[AIM OF THE EXERCISE]
Give back every record below word for word, with the pictures omitted.

[RECORDS FOR THIS TASK]
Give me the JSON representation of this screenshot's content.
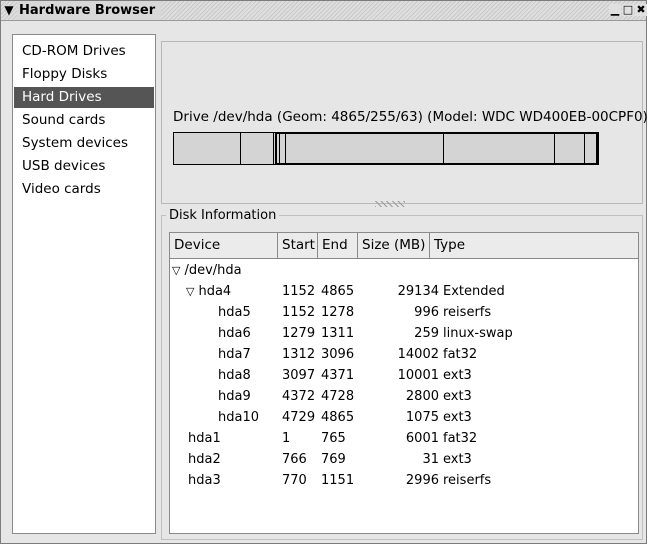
{
  "window": {
    "title": "Hardware Browser",
    "menu_icon": "chevron-down-icon",
    "controls": {
      "minimize": "▁",
      "maximize": "□",
      "close": "✖"
    }
  },
  "sidebar": {
    "items": [
      {
        "label": "CD-ROM Drives",
        "selected": false
      },
      {
        "label": "Floppy Disks",
        "selected": false
      },
      {
        "label": "Hard Drives",
        "selected": true
      },
      {
        "label": "Sound cards",
        "selected": false
      },
      {
        "label": "System devices",
        "selected": false
      },
      {
        "label": "USB devices",
        "selected": false
      },
      {
        "label": "Video cards",
        "selected": false
      }
    ]
  },
  "drive": {
    "label": "Drive /dev/hda (Geom: 4865/255/63) (Model: WDC WD400EB-00CPF0)"
  },
  "disk_info": {
    "legend": "Disk Information",
    "columns": [
      "Device",
      "Start",
      "End",
      "Size (MB)",
      "Type"
    ],
    "rows": [
      {
        "device": "/dev/hda",
        "start": "",
        "end": "",
        "size": "",
        "type": "",
        "expander": "▽"
      },
      {
        "device": "hda4",
        "start": "1152",
        "end": "4865",
        "size": "29134",
        "type": "Extended",
        "expander": "▽"
      },
      {
        "device": "hda5",
        "start": "1152",
        "end": "1278",
        "size": "996",
        "type": "reiserfs",
        "expander": ""
      },
      {
        "device": "hda6",
        "start": "1279",
        "end": "1311",
        "size": "259",
        "type": "linux-swap",
        "expander": ""
      },
      {
        "device": "hda7",
        "start": "1312",
        "end": "3096",
        "size": "14002",
        "type": "fat32",
        "expander": ""
      },
      {
        "device": "hda8",
        "start": "3097",
        "end": "4371",
        "size": "10001",
        "type": "ext3",
        "expander": ""
      },
      {
        "device": "hda9",
        "start": "4372",
        "end": "4728",
        "size": "2800",
        "type": "ext3",
        "expander": ""
      },
      {
        "device": "hda10",
        "start": "4729",
        "end": "4865",
        "size": "1075",
        "type": "ext3",
        "expander": ""
      },
      {
        "device": "hda1",
        "start": "1",
        "end": "765",
        "size": "6001",
        "type": "fat32",
        "expander": ""
      },
      {
        "device": "hda2",
        "start": "766",
        "end": "769",
        "size": "31",
        "type": "ext3",
        "expander": ""
      },
      {
        "device": "hda3",
        "start": "770",
        "end": "1151",
        "size": "2996",
        "type": "reiserfs",
        "expander": ""
      }
    ]
  },
  "colors": {
    "selected_bg": "#555555",
    "selected_fg": "#ffffff",
    "window_bg": "#e6e6e6"
  }
}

[COMPLETED TASK]
Give me the JSON representation of this screenshot's content.
{
  "window": {
    "title": "Hardware Browser",
    "menu_icon": "chevron-down-icon",
    "controls": {
      "minimize": "▁",
      "maximize": "□",
      "close": "✖"
    }
  },
  "sidebar": {
    "items": [
      {
        "label": "CD-ROM Drives",
        "selected": false
      },
      {
        "label": "Floppy Disks",
        "selected": false
      },
      {
        "label": "Hard Drives",
        "selected": true
      },
      {
        "label": "Sound cards",
        "selected": false
      },
      {
        "label": "System devices",
        "selected": false
      },
      {
        "label": "USB devices",
        "selected": false
      },
      {
        "label": "Video cards",
        "selected": false
      }
    ]
  },
  "drive": {
    "label": "Drive /dev/hda (Geom: 4865/255/63) (Model: WDC WD400EB-00CPF0)"
  },
  "disk_info": {
    "legend": "Disk Information",
    "columns": [
      "Device",
      "Start",
      "End",
      "Size (MB)",
      "Type"
    ],
    "rows": [
      {
        "device": "/dev/hda",
        "start": "",
        "end": "",
        "size": "",
        "type": "",
        "expander": "▽"
      },
      {
        "device": "hda4",
        "start": "1152",
        "end": "4865",
        "size": "29134",
        "type": "Extended",
        "expander": "▽"
      },
      {
        "device": "hda5",
        "start": "1152",
        "end": "1278",
        "size": "996",
        "type": "reiserfs",
        "expander": ""
      },
      {
        "device": "hda6",
        "start": "1279",
        "end": "1311",
        "size": "259",
        "type": "linux-swap",
        "expander": ""
      },
      {
        "device": "hda7",
        "start": "1312",
        "end": "3096",
        "size": "14002",
        "type": "fat32",
        "expander": ""
      },
      {
        "device": "hda8",
        "start": "3097",
        "end": "4371",
        "size": "10001",
        "type": "ext3",
        "expander": ""
      },
      {
        "device": "hda9",
        "start": "4372",
        "end": "4728",
        "size": "2800",
        "type": "ext3",
        "expander": ""
      },
      {
        "device": "hda10",
        "start": "4729",
        "end": "4865",
        "size": "1075",
        "type": "ext3",
        "expander": ""
      },
      {
        "device": "hda1",
        "start": "1",
        "end": "765",
        "size": "6001",
        "type": "fat32",
        "expander": ""
      },
      {
        "device": "hda2",
        "start": "766",
        "end": "769",
        "size": "31",
        "type": "ext3",
        "expander": ""
      },
      {
        "device": "hda3",
        "start": "770",
        "end": "1151",
        "size": "2996",
        "type": "reiserfs",
        "expander": ""
      }
    ]
  },
  "colors": {
    "selected_bg": "#555555",
    "selected_fg": "#ffffff",
    "window_bg": "#e6e6e6"
  }
}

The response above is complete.